What the task asks: Could each entry below be printed again exactly as given?
>>
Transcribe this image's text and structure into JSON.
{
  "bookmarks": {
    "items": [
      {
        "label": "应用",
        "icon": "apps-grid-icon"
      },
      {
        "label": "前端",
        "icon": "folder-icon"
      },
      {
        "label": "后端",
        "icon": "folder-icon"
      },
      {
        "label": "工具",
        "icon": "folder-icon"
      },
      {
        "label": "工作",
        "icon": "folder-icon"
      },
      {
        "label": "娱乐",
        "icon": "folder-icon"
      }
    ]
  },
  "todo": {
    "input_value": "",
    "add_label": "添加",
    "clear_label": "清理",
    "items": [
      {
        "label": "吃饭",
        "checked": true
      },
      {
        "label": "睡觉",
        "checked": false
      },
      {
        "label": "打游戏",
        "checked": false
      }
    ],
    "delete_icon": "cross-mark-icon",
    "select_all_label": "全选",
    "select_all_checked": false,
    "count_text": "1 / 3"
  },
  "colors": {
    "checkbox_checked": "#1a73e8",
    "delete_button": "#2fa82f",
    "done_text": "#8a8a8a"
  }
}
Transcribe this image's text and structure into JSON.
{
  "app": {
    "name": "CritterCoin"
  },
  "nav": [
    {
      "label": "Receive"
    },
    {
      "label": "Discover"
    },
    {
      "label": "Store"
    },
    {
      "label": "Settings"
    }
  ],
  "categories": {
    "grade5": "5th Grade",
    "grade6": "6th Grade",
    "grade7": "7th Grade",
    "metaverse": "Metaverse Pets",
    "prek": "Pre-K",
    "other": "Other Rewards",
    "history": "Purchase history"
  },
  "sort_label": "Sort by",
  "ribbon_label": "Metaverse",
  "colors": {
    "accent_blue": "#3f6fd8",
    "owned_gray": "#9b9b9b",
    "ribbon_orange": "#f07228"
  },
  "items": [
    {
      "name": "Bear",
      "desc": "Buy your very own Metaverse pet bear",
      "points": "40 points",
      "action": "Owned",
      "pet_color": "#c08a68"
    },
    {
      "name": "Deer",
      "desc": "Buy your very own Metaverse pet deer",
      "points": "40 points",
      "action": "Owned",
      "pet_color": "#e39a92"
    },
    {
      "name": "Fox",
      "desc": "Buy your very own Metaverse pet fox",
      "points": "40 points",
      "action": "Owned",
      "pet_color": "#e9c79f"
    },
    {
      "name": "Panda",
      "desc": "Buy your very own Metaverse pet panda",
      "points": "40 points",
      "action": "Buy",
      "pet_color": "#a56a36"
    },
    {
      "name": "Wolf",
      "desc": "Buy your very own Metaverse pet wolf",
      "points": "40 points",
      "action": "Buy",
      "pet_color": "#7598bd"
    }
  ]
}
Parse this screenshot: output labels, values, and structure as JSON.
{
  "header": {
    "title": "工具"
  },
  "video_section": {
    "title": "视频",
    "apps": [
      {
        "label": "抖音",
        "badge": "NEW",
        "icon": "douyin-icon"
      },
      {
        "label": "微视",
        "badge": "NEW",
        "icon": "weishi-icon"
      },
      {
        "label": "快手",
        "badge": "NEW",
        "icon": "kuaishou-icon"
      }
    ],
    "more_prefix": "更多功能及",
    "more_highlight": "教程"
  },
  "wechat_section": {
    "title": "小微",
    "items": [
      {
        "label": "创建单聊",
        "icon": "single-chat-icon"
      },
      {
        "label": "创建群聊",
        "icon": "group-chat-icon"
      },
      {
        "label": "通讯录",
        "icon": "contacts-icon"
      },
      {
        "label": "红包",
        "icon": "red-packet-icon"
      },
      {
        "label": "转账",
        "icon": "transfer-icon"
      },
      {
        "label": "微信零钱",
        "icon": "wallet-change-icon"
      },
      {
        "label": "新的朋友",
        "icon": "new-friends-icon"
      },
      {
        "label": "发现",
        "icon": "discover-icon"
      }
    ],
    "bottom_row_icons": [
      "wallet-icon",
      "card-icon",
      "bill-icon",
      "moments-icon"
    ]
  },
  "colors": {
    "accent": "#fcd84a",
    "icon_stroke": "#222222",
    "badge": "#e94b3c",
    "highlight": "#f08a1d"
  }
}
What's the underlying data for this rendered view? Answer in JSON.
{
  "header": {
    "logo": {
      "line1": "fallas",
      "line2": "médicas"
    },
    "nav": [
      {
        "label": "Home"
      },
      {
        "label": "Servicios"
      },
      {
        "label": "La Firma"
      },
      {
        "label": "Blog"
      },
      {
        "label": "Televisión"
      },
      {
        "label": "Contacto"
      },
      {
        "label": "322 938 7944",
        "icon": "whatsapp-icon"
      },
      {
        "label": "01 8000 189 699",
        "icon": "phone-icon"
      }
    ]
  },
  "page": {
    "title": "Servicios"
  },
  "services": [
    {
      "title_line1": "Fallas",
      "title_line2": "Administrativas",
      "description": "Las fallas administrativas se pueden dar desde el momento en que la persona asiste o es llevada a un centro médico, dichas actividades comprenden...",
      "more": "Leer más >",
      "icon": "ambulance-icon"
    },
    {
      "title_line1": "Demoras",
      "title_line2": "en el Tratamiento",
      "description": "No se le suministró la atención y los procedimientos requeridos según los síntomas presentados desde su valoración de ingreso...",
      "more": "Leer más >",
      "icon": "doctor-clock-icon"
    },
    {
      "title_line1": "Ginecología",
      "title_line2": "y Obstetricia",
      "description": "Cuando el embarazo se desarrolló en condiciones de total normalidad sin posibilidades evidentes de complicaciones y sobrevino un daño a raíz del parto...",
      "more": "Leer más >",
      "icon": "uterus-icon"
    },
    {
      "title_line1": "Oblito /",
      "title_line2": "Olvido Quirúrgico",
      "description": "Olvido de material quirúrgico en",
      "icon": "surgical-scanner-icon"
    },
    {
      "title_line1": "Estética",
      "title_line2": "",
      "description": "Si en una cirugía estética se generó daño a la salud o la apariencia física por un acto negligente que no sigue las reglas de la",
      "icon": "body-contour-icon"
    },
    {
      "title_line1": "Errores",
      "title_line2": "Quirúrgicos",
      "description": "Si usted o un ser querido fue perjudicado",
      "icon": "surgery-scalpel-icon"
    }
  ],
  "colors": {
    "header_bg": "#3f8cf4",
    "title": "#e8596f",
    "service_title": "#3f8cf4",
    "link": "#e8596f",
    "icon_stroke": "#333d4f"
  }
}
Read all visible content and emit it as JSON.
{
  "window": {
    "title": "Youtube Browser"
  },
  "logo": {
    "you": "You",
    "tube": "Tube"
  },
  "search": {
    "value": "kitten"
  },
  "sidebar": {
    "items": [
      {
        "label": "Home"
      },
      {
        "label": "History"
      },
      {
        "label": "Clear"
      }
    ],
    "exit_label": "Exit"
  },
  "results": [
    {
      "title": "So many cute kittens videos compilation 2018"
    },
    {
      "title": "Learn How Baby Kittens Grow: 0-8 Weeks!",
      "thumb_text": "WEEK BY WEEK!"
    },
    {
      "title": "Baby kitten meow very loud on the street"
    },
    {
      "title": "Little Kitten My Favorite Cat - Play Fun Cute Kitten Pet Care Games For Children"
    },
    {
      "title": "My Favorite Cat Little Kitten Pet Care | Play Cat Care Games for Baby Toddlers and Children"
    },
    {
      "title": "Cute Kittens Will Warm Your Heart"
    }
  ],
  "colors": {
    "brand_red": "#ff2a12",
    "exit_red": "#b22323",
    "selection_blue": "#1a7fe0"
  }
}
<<
Answer section:
Transcribe this image's text and structure into JSON.
{
  "bookmarks": {
    "items": [
      {
        "label": "应用",
        "icon": "apps-grid-icon"
      },
      {
        "label": "前端",
        "icon": "folder-icon"
      },
      {
        "label": "后端",
        "icon": "folder-icon"
      },
      {
        "label": "工具",
        "icon": "folder-icon"
      },
      {
        "label": "工作",
        "icon": "folder-icon"
      },
      {
        "label": "娱乐",
        "icon": "folder-icon"
      }
    ]
  },
  "todo": {
    "input_value": "",
    "add_label": "添加",
    "clear_label": "清理",
    "items": [
      {
        "label": "吃饭",
        "checked": true
      },
      {
        "label": "睡觉",
        "checked": false
      },
      {
        "label": "打游戏",
        "checked": false
      }
    ],
    "delete_icon": "cross-mark-icon",
    "select_all_label": "全选",
    "select_all_checked": false,
    "count_text": "1 / 3"
  },
  "colors": {
    "checkbox_checked": "#1a73e8",
    "delete_button": "#2fa82f",
    "done_text": "#8a8a8a"
  }
}
Transcribe this image's text and structure into JSON.
{
  "app": {
    "name": "CritterCoin"
  },
  "nav": [
    {
      "label": "Receive"
    },
    {
      "label": "Discover"
    },
    {
      "label": "Store"
    },
    {
      "label": "Settings"
    }
  ],
  "categories": {
    "grade5": "5th Grade",
    "grade6": "6th Grade",
    "grade7": "7th Grade",
    "metaverse": "Metaverse Pets",
    "prek": "Pre-K",
    "other": "Other Rewards",
    "history": "Purchase history"
  },
  "sort_label": "Sort by",
  "ribbon_label": "Metaverse",
  "colors": {
    "accent_blue": "#3f6fd8",
    "owned_gray": "#9b9b9b",
    "ribbon_orange": "#f07228"
  },
  "items": [
    {
      "name": "Bear",
      "desc": "Buy your very own Metaverse pet bear",
      "points": "40 points",
      "action": "Owned",
      "pet_color": "#c08a68"
    },
    {
      "name": "Deer",
      "desc": "Buy your very own Metaverse pet deer",
      "points": "40 points",
      "action": "Owned",
      "pet_color": "#e39a92"
    },
    {
      "name": "Fox",
      "desc": "Buy your very own Metaverse pet fox",
      "points": "40 points",
      "action": "Owned",
      "pet_color": "#e9c79f"
    },
    {
      "name": "Panda",
      "desc": "Buy your very own Metaverse pet panda",
      "points": "40 points",
      "action": "Buy",
      "pet_color": "#a56a36"
    },
    {
      "name": "Wolf",
      "desc": "Buy your very own Metaverse pet wolf",
      "points": "40 points",
      "action": "Buy",
      "pet_color": "#7598bd"
    }
  ]
}
Parse this screenshot: output labels, values, and structure as JSON.
{
  "header": {
    "title": "工具"
  },
  "video_section": {
    "title": "视频",
    "apps": [
      {
        "label": "抖音",
        "badge": "NEW",
        "icon": "douyin-icon"
      },
      {
        "label": "微视",
        "badge": "NEW",
        "icon": "weishi-icon"
      },
      {
        "label": "快手",
        "badge": "NEW",
        "icon": "kuaishou-icon"
      }
    ],
    "more_prefix": "更多功能及",
    "more_highlight": "教程"
  },
  "wechat_section": {
    "title": "小微",
    "items": [
      {
        "label": "创建单聊",
        "icon": "single-chat-icon"
      },
      {
        "label": "创建群聊",
        "icon": "group-chat-icon"
      },
      {
        "label": "通讯录",
        "icon": "contacts-icon"
      },
      {
        "label": "红包",
        "icon": "red-packet-icon"
      },
      {
        "label": "转账",
        "icon": "transfer-icon"
      },
      {
        "label": "微信零钱",
        "icon": "wallet-change-icon"
      },
      {
        "label": "新的朋友",
        "icon": "new-friends-icon"
      },
      {
        "label": "发现",
        "icon": "discover-icon"
      }
    ],
    "bottom_row_icons": [
      "wallet-icon",
      "card-icon",
      "bill-icon",
      "moments-icon"
    ]
  },
  "colors": {
    "accent": "#fcd84a",
    "icon_stroke": "#222222",
    "badge": "#e94b3c",
    "highlight": "#f08a1d"
  }
}
What's the underlying data for this rendered view? Answer in JSON.
{
  "header": {
    "logo": {
      "line1": "fallas",
      "line2": "médicas"
    },
    "nav": [
      {
        "label": "Home"
      },
      {
        "label": "Servicios"
      },
      {
        "label": "La Firma"
      },
      {
        "label": "Blog"
      },
      {
        "label": "Televisión"
      },
      {
        "label": "Contacto"
      },
      {
        "label": "322 938 7944",
        "icon": "whatsapp-icon"
      },
      {
        "label": "01 8000 189 699",
        "icon": "phone-icon"
      }
    ]
  },
  "page": {
    "title": "Servicios"
  },
  "services": [
    {
      "title_line1": "Fallas",
      "title_line2": "Administrativas",
      "description": "Las fallas administrativas se pueden dar desde el momento en que la persona asiste o es llevada a un centro médico, dichas actividades comprenden...",
      "more": "Leer más >",
      "icon": "ambulance-icon"
    },
    {
      "title_line1": "Demoras",
      "title_line2": "en el Tratamiento",
      "description": "No se le suministró la atención y los procedimientos requeridos según los síntomas presentados desde su valoración de ingreso...",
      "more": "Leer más >",
      "icon": "doctor-clock-icon"
    },
    {
      "title_line1": "Ginecología",
      "title_line2": "y Obstetricia",
      "description": "Cuando el embarazo se desarrolló en condiciones de total normalidad sin posibilidades evidentes de complicaciones y sobrevino un daño a raíz del parto...",
      "more": "Leer más >",
      "icon": "uterus-icon"
    },
    {
      "title_line1": "Oblito /",
      "title_line2": "Olvido Quirúrgico",
      "description": "Olvido de material quirúrgico en",
      "icon": "surgical-scanner-icon"
    },
    {
      "title_line1": "Estética",
      "title_line2": "",
      "description": "Si en una cirugía estética se generó daño a la salud o la apariencia física por un acto negligente que no sigue las reglas de la",
      "icon": "body-contour-icon"
    },
    {
      "title_line1": "Errores",
      "title_line2": "Quirúrgicos",
      "description": "Si usted o un ser querido fue perjudicado",
      "icon": "surgery-scalpel-icon"
    }
  ],
  "colors": {
    "header_bg": "#3f8cf4",
    "title": "#e8596f",
    "service_title": "#3f8cf4",
    "link": "#e8596f",
    "icon_stroke": "#333d4f"
  }
}
Read all visible content and emit it as JSON.
{
  "window": {
    "title": "Youtube Browser"
  },
  "logo": {
    "you": "You",
    "tube": "Tube"
  },
  "search": {
    "value": "kitten"
  },
  "sidebar": {
    "items": [
      {
        "label": "Home"
      },
      {
        "label": "History"
      },
      {
        "label": "Clear"
      }
    ],
    "exit_label": "Exit"
  },
  "results": [
    {
      "title": "So many cute kittens videos compilation 2018"
    },
    {
      "title": "Learn How Baby Kittens Grow: 0-8 Weeks!",
      "thumb_text": "WEEK BY WEEK!"
    },
    {
      "title": "Baby kitten meow very loud on the street"
    },
    {
      "title": "Little Kitten My Favorite Cat - Play Fun Cute Kitten Pet Care Games For Children"
    },
    {
      "title": "My Favorite Cat Little Kitten Pet Care | Play Cat Care Games for Baby Toddlers and Children"
    },
    {
      "title": "Cute Kittens Will Warm Your Heart"
    }
  ],
  "colors": {
    "brand_red": "#ff2a12",
    "exit_red": "#b22323",
    "selection_blue": "#1a7fe0"
  }
}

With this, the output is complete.